In India, four young girls who escaped child sex trafficking found a safe place in World Vision survivor groups. Now, they’re advocating for girls still waiting for justice—even if it meant putting themselves at risk again.
To encourage children to express their feelings, World Vision’s Bright Futures project, funded by the U.S. Department of Labor, invited children to share their thoughts on child labor and children’s rights through art!
In light of World Mental Health Day – in addition to the reality of a COVID-19 affected world – now is a critical moment to provide vulnerable children and their caregivers with the mental health and psychosocial support and care that they need. Help us pass the Mental Health in International Development and Humanitarian Settings (or MINDS Act) today.

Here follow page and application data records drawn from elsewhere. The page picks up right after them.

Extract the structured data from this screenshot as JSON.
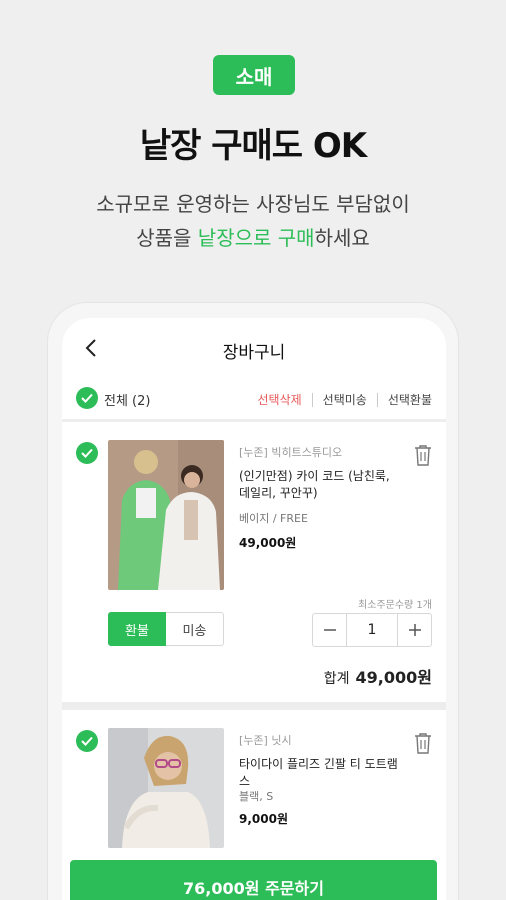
{
  "hero": {
    "badge": "소매",
    "headline": "낱장 구매도 OK",
    "sub1": "소규모로 운영하는 사장님도 부담없이",
    "sub2_pre": "상품을 ",
    "sub2_hl": "낱장으로 구매",
    "sub2_post": "하세요"
  },
  "header": {
    "title": "장바구니"
  },
  "selection": {
    "all_label": "전체 (2)",
    "actions": [
      "선택삭제",
      "선택미송",
      "선택환불"
    ]
  },
  "items": [
    {
      "shop": "[누존] 빅히트스튜디오",
      "name": "(인기만점) 카이 코드 (남친룩, 데일리, 꾸안꾸)",
      "option": "베이지 / FREE",
      "price": "49,000원",
      "toggle": [
        "환불",
        "미송"
      ],
      "min_qty": "최소주문수량 1개",
      "qty": "1",
      "total_label": "합계",
      "total_value": "49,000원"
    },
    {
      "shop": "[누존] 닛시",
      "name": "타이다이 플리즈 긴팔 티 도트램스",
      "option": "블랙, S",
      "price": "9,000원"
    }
  ],
  "order_button": "76,000원 주문하기",
  "colors": {
    "accent": "#2dbd58",
    "danger": "#e85a5a"
  }
}
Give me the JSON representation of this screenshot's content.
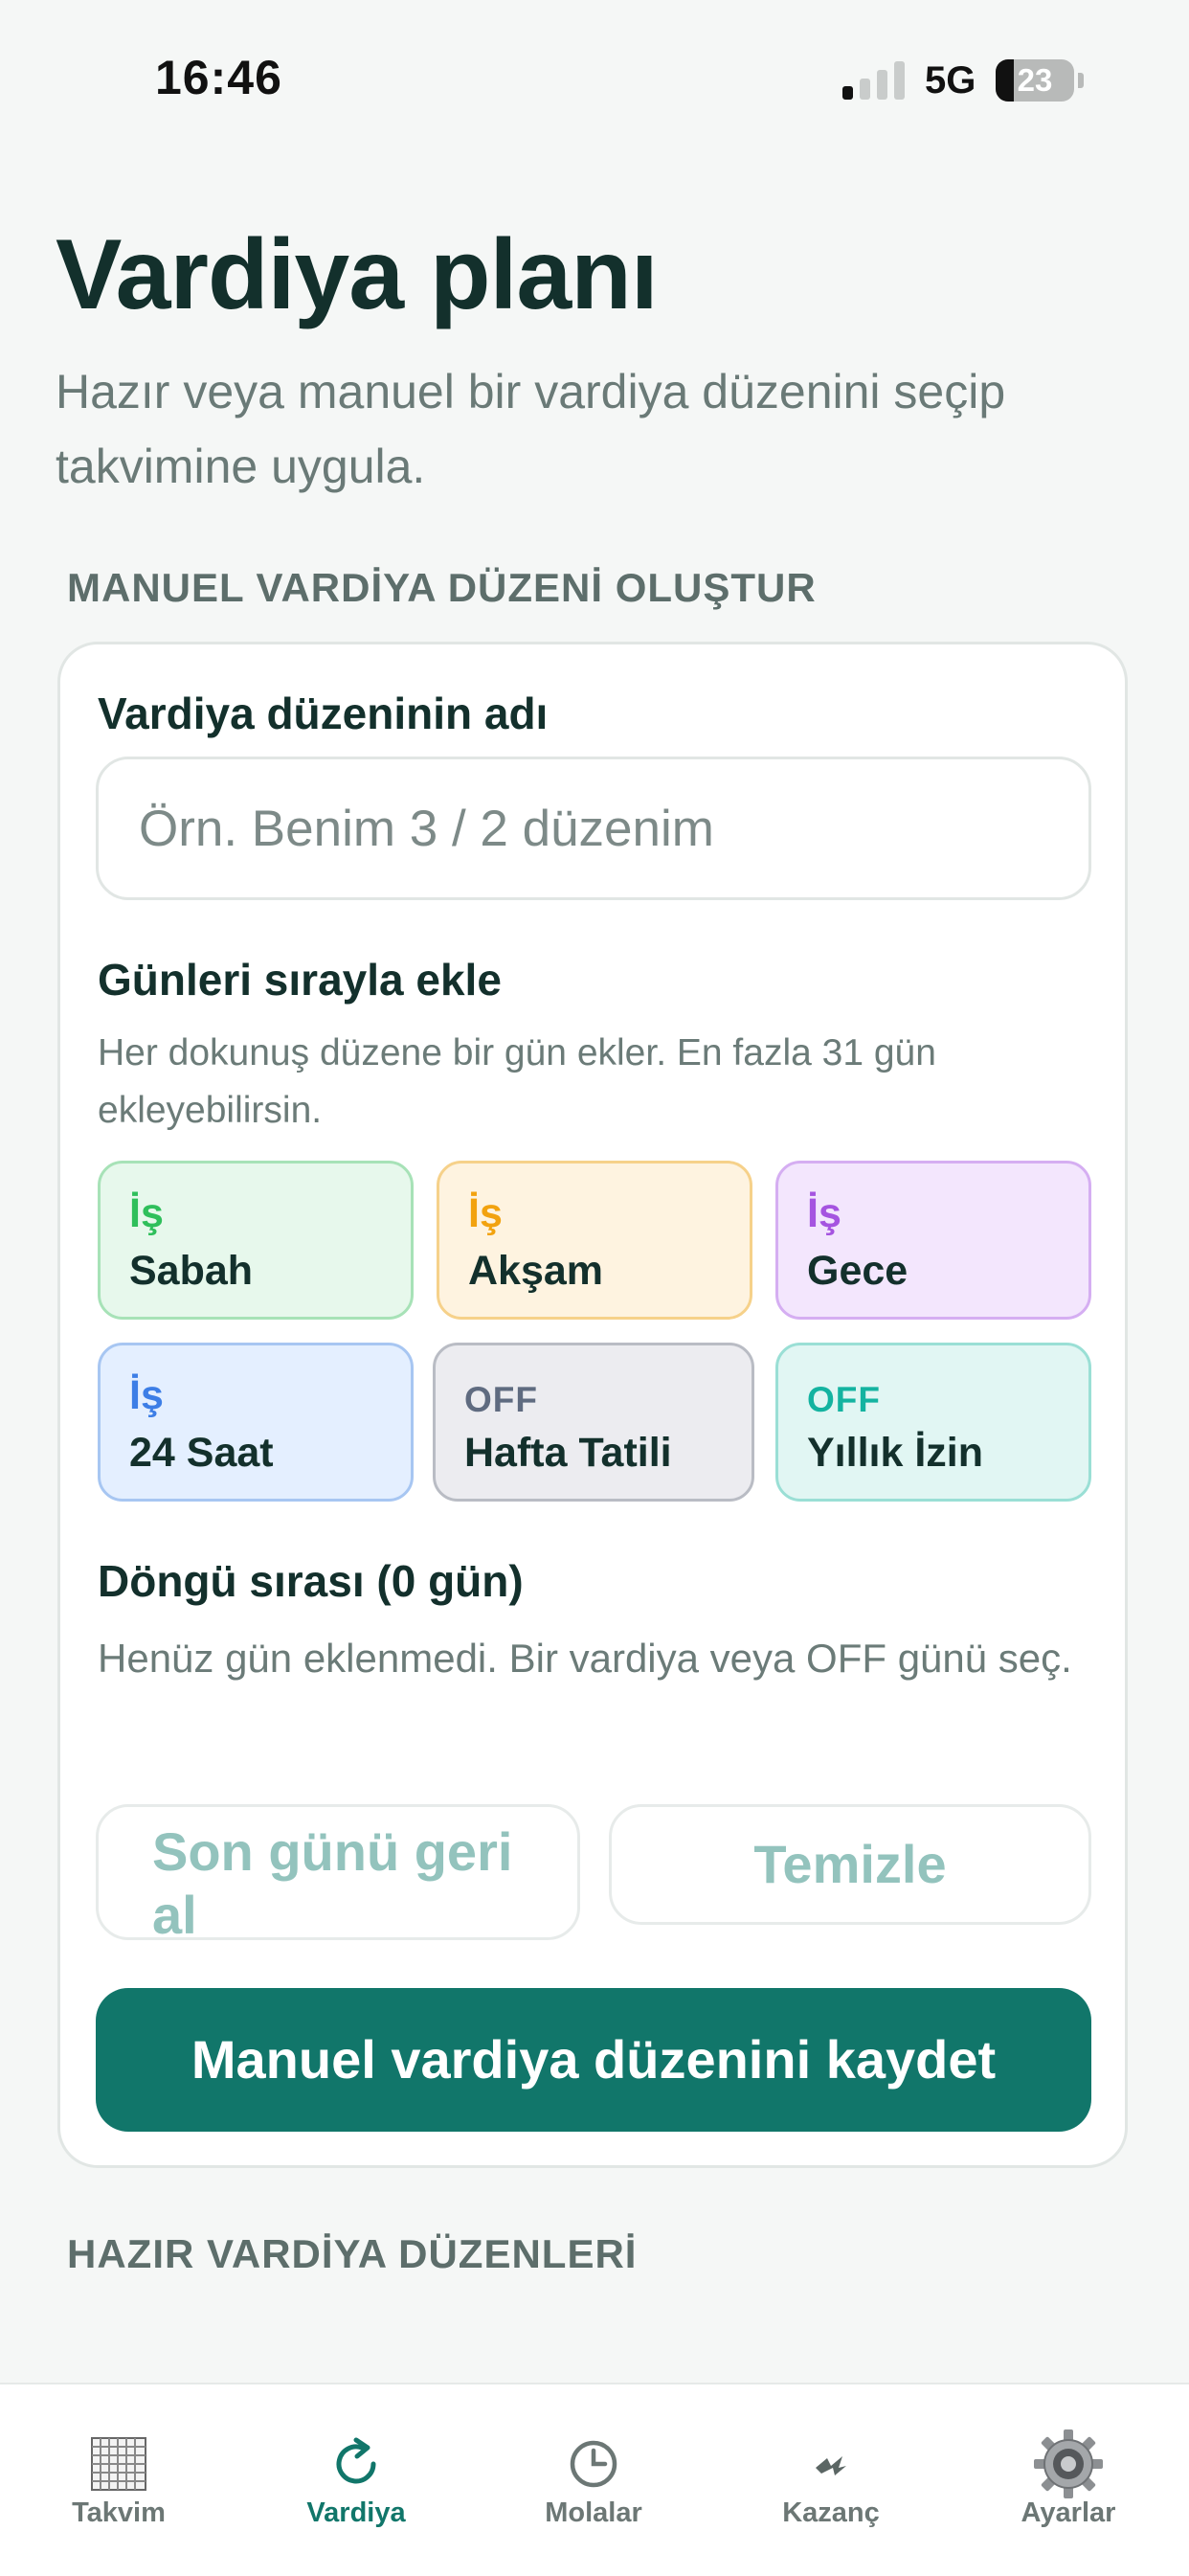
{
  "status_bar": {
    "time": "16:46",
    "network": "5G",
    "battery_pct": "23"
  },
  "header": {
    "title": "Vardiya planı",
    "subtitle": "Hazır veya manuel bir vardiya düzenini seçip takvimine uygula."
  },
  "manual_section": {
    "heading": "MANUEL VARDİYA DÜZENİ OLUŞTUR",
    "name_label": "Vardiya düzeninin adı",
    "name_value": "",
    "name_placeholder": "Örn. Benim 3 / 2 düzenim",
    "days_title": "Günleri sırayla ekle",
    "days_help": "Her dokunuş düzene bir gün ekler. En fazla 31 gün ekleyebilirsin.",
    "shift_options": [
      {
        "kind": "İş",
        "name": "Sabah",
        "color": "#2fbf5b"
      },
      {
        "kind": "İş",
        "name": "Akşam",
        "color": "#f2a20f"
      },
      {
        "kind": "İş",
        "name": "Gece",
        "color": "#a554e0"
      },
      {
        "kind": "İş",
        "name": "24 Saat",
        "color": "#3d7ee6"
      },
      {
        "kind": "OFF",
        "name": "Hafta Tatili",
        "color": "#5f6b80"
      },
      {
        "kind": "OFF",
        "name": "Yıllık İzin",
        "color": "#14b3a0"
      }
    ],
    "cycle_title": "Döngü sırası (0 gün)",
    "cycle_empty": "Henüz gün eklenmedi. Bir vardiya veya OFF günü seç.",
    "undo_label": "Son günü geri al",
    "clear_label": "Temizle",
    "save_label": "Manuel vardiya düzenini kaydet"
  },
  "presets_section": {
    "heading": "HAZIR VARDİYA DÜZENLERİ"
  },
  "tab_bar": {
    "active": "Vardiya",
    "tabs": [
      {
        "label": "Takvim",
        "icon": "calendar-grid-icon"
      },
      {
        "label": "Vardiya",
        "icon": "refresh-icon"
      },
      {
        "label": "Molalar",
        "icon": "clock-icon"
      },
      {
        "label": "Kazanç",
        "icon": "lightning-icon"
      },
      {
        "label": "Ayarlar",
        "icon": "gear-icon"
      }
    ]
  },
  "colors": {
    "accent": "#11766a",
    "title": "#13302c",
    "muted": "#6b7b78"
  }
}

Working to stop and prevent child labor is a key piece of World Vision’s goal to foster hope and build resilience in Central America, so that families have hope for the future and don’t feel pressed into negative coping mechanisms like sending children to work.

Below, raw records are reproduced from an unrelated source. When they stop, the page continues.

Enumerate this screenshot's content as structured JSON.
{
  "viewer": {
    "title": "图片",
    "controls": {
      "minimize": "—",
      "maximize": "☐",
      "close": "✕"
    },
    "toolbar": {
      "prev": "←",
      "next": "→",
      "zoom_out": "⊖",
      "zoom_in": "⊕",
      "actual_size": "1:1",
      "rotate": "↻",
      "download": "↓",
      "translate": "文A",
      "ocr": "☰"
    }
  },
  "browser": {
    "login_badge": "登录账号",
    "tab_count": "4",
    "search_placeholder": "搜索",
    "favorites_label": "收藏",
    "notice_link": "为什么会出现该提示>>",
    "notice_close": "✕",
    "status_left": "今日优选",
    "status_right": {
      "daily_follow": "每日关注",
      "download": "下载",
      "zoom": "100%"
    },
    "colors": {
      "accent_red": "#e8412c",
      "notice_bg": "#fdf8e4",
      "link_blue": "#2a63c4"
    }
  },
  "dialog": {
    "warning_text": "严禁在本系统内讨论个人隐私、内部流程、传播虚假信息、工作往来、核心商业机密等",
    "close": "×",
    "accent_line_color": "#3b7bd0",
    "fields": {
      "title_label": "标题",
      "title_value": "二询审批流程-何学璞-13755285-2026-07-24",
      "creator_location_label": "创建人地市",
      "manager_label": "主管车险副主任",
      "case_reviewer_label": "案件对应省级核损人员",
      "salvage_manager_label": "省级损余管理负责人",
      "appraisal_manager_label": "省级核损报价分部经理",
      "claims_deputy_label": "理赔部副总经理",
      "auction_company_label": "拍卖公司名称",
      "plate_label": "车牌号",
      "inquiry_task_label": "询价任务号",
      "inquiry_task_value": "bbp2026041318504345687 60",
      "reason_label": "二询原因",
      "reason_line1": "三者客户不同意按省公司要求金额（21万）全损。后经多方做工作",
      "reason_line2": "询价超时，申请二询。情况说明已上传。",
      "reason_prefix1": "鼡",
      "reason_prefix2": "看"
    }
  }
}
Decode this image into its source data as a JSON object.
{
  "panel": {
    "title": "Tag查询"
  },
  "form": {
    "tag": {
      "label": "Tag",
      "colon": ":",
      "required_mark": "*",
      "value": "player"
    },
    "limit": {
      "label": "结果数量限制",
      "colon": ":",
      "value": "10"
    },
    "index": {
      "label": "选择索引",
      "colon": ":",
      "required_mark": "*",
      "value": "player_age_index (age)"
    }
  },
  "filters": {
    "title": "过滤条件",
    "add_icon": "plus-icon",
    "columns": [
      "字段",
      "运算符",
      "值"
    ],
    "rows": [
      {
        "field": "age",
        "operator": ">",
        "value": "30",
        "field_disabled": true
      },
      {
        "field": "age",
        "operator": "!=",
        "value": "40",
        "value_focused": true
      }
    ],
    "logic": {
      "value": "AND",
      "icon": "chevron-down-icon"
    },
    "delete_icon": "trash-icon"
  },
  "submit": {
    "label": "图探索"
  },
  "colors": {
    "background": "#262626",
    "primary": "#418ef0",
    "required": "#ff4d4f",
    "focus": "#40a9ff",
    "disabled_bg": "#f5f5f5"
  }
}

Violence has a negative impact on all aspects of people’s lives— physical, emotional, economic, social, and political—and is a key driver for forced migration from Guatemala, El Salvador, and Honduras. Children, youth, and women suffer the most from the impact of violence. Despite pandemic lockdowns and social distance restrictions—and a slight decrease in homicides—news about homicides, disappearances, and recently, the increase of violence against women and children, make the headlines of country newspapers every day. This diminishes the fragile hope for a better future of the Central American people.